I was stunned by this pronouncement. I thought I had been getting into pretty good shape. But I assured her I would not die, though I admit to having some doubts because of this. I did, actually go see a doctor to ask about if it was safe for me to run a 5K at this point. And they checked me out and said I was fine. I was at this point 34 years old. My wife later admitted she thought I was talking about a marathon.
Anyway, I had a month to train for the 5K and I got ready for it by slowly adding mileage and eventually running about 4 miles in one run the week before the race.
Race time came and it was exciting. There were lots of people running that day in Stratford and I didn’t finish last. I think I ran about 32 minutes that day. It was a great experience and I loved the T-shirt I got for the effort. So I was hooked and I signed up for more races.
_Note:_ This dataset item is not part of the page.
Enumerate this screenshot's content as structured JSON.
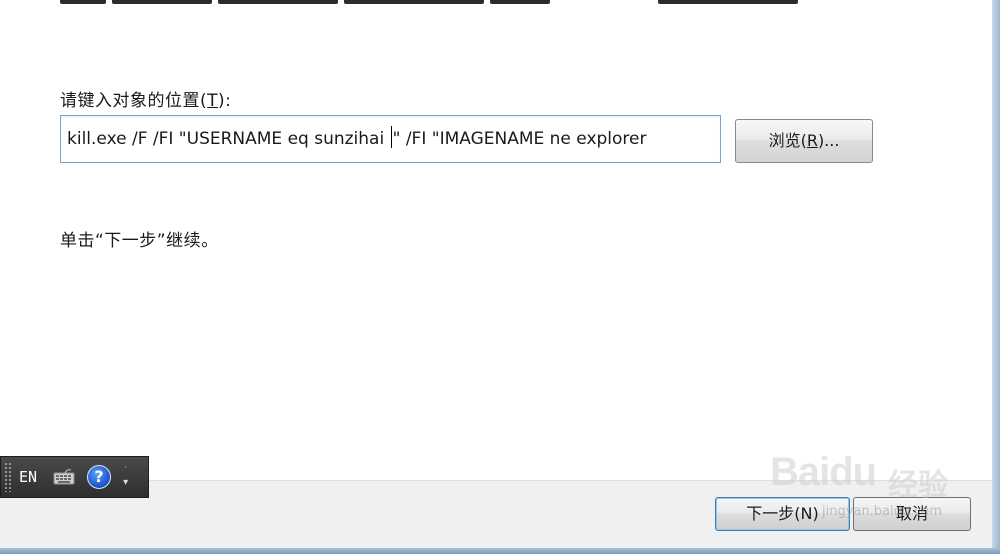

Connecticut was great for racing. There was a 5K just about every weekend and I have friends who have run a 5k in all 169 communities in the state. I did not do this, but it was really cool that you could find a 5k to run in every month.
My first 5k I believe was the MADD Dash in Stratford, Conn. The race is now in its 30th year and they plan on running it again in August. It was a great experience for me in that I got to see the big crowd of folks and I believe the area high schools used the race as a test for their cross country season.
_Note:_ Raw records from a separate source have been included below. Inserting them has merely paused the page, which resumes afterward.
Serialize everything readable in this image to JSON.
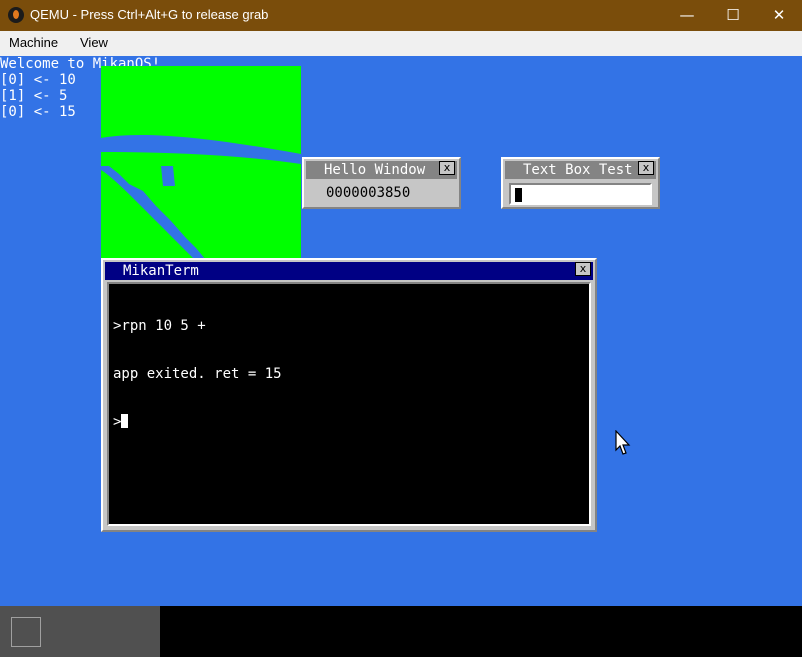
{
  "window": {
    "title": "QEMU - Press Ctrl+Alt+G to release grab"
  },
  "window_controls": {
    "minimize": "—",
    "maximize": "☐",
    "close": "✕"
  },
  "menubar": {
    "items": [
      {
        "label": "Machine"
      },
      {
        "label": "View"
      }
    ]
  },
  "console": {
    "lines": [
      "Welcome to MikanOS!",
      "[0] <- 10",
      "[1] <- 5",
      "[0] <- 15"
    ]
  },
  "hello_window": {
    "title": "Hello Window",
    "counter": "0000003850",
    "close_label": "x"
  },
  "textbox_window": {
    "title": "Text Box Test",
    "close_label": "x",
    "value": ""
  },
  "terminal": {
    "title": "MikanTerm",
    "close_label": "x",
    "lines": [
      ">rpn 10 5 +",
      "app exited. ret = 15",
      ">"
    ]
  },
  "colors": {
    "desktop": "#3373e6",
    "titlebar": "#7a4d0b",
    "window_title": "#848484",
    "terminal_title": "#000084",
    "green_canvas": "#00ff00"
  },
  "icons": {
    "app": "qemu-icon",
    "cursor": "mouse-cursor-icon"
  }
}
Anyway, it was difficult for me, but I chugged through it and made it to the end where I was greeted by a relieved and proud wife who had brought some of our friends along.
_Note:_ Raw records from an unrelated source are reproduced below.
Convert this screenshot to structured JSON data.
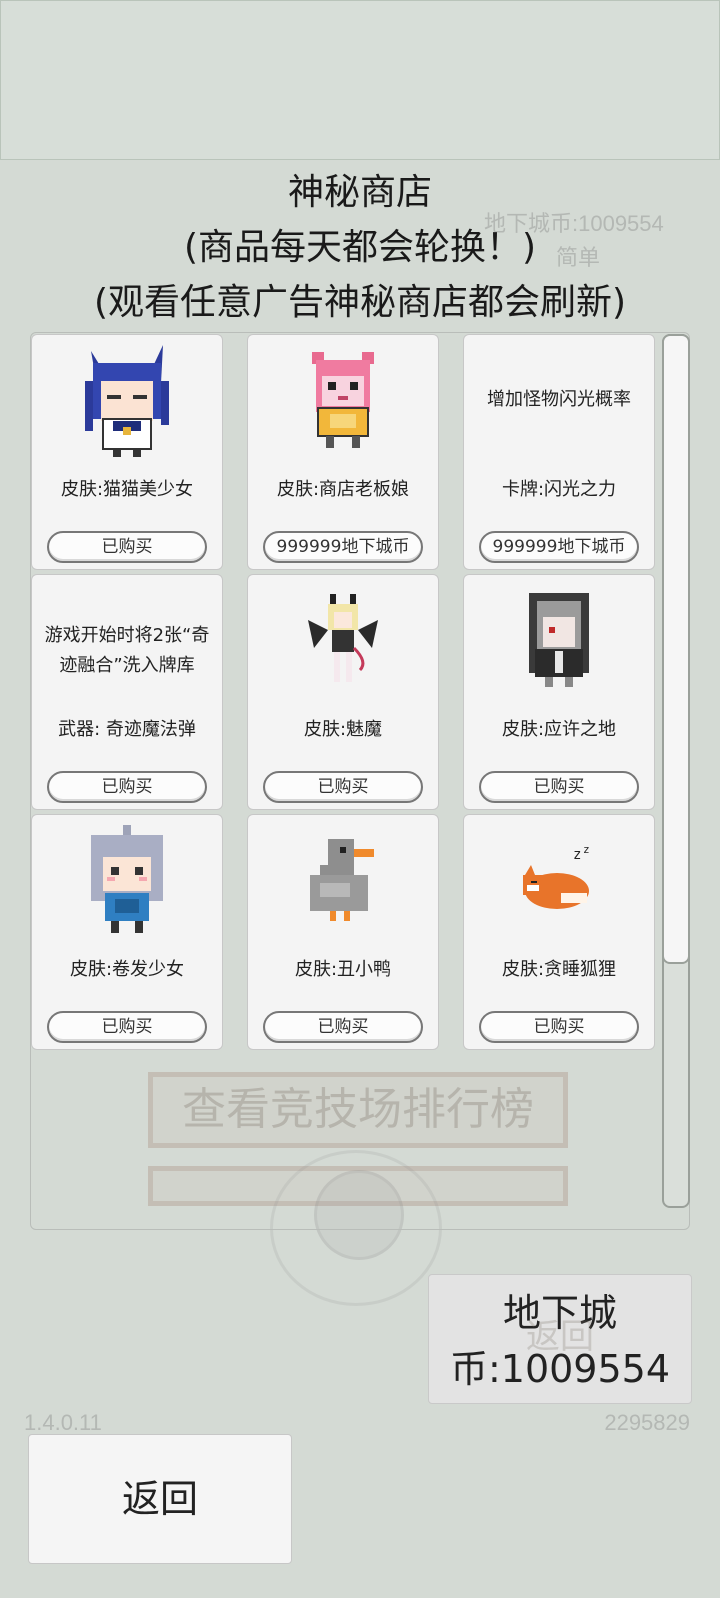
{
  "title": {
    "line1": "神秘商店",
    "line2": "(商品每天都会轮换！)",
    "line3": "(观看任意广告神秘商店都会刷新)"
  },
  "background": {
    "coin_text": "地下城币:1009554",
    "difficulty": "简单",
    "menu_big": [
      "查看竞技场排行榜"
    ],
    "ghost_back": "返回"
  },
  "items": [
    {
      "label": "皮肤:猫猫美少女",
      "button": "已购买",
      "art": "cat-girl-icon"
    },
    {
      "label": "皮肤:商店老板娘",
      "button": "999999地下城币",
      "art": "shop-lady-icon"
    },
    {
      "desc": "增加怪物闪光概率",
      "label": "卡牌:闪光之力",
      "button": "999999地下城币"
    },
    {
      "desc": "游戏开始时将2张“奇迹融合”洗入牌库",
      "label": "武器: 奇迹魔法弹",
      "button": "已购买"
    },
    {
      "label": "皮肤:魅魔",
      "button": "已购买",
      "art": "succubus-icon"
    },
    {
      "label": "皮肤:应许之地",
      "button": "已购买",
      "art": "hooded-girl-icon"
    },
    {
      "label": "皮肤:卷发少女",
      "button": "已购买",
      "art": "curly-girl-icon"
    },
    {
      "label": "皮肤:丑小鸭",
      "button": "已购买",
      "art": "duck-icon"
    },
    {
      "label": "皮肤:贪睡狐狸",
      "button": "已购买",
      "art": "sleeping-fox-icon"
    }
  ],
  "coins": {
    "line1": "地下城",
    "line2": "币:1009554"
  },
  "version": "1.4.0.11",
  "id_number": "2295829",
  "back_label": "返回"
}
It was cool back then, too. Hi-Tek Racing, which managed this race and lots of others that I liked running in, printed out and posted the timing results right there so you could see where you finished. HiTek is still going strong.
After that first one, I was hooked and I soon signed up for others, running in the Bigelow 5K in Fairfield, Conn. Bigelow Tea, by the way, was founded in Fairfield and is still headquartered there. I got to interview Cindy Bigelow, the company CEO a few times and feel lucky to have gotten that opportunity to meet a business person of her caliber who is also a decent human being.
I kept it up and eventually got my times down to under 25 minutes.
But life happens and I fell off the road, so to speak. But I’m back now and doing better.
I know this is a long post, and I’m sorry about that.
But here’s the point I’m trying to make.
If you’re interested in getting into running and haven’t done it, this is my recommendation to get started:
- Check in with your doctor and make sure you’re okay to start tackling this.
- Get some decent shoes. They don’t have to be expensive, but they should be for running.
- Before going out to walk or run, do some stretches and warm ups. There’s great info on the web for this. You want to establish a pre-run routine.
- Start by walking and timing yourself. Pick a place you enjoy or just go out in your neighborhood and work up to a 20 minute walk.
- When you start running, start by setting a goal of jogging for a minute. It really doesn’t have to be fast, just faster than a walk. After hitting that one minute, walk the remaining 19 minutes.
- Extend your jogging time by 30 seconds to a minute over the period of a few weeks and eventually you’ll be running for 20 minutes. And then you’ll be on your way.
- Remember it’s also supposed to be fun and, unless you’re gunning to be a pro or win some races, you don’t have to run every day, nor do you have to run the entire time you’re out exercising. It’s really okay to stop and admire a sunset or a view while you’re out running. This is really your time.
Basic Gear to start
Shoes Get a decent pair but they don’t have to be expensive. Try them on and jog in them for a bit.
A watch or phone with a stop watch feature. Timex and Casio are good options if you don’t want to use a phone.
A couple pair of athletic shorts
A pair of sweat pants.
Some shirts you don’t mind sweating in.
Maybe check out a book on running from the library or buy one used.
Read some magazines on fitness and running
Get an app like Nike Run Club or Strava to track your runs or use a notebook.
Keep running, keep writing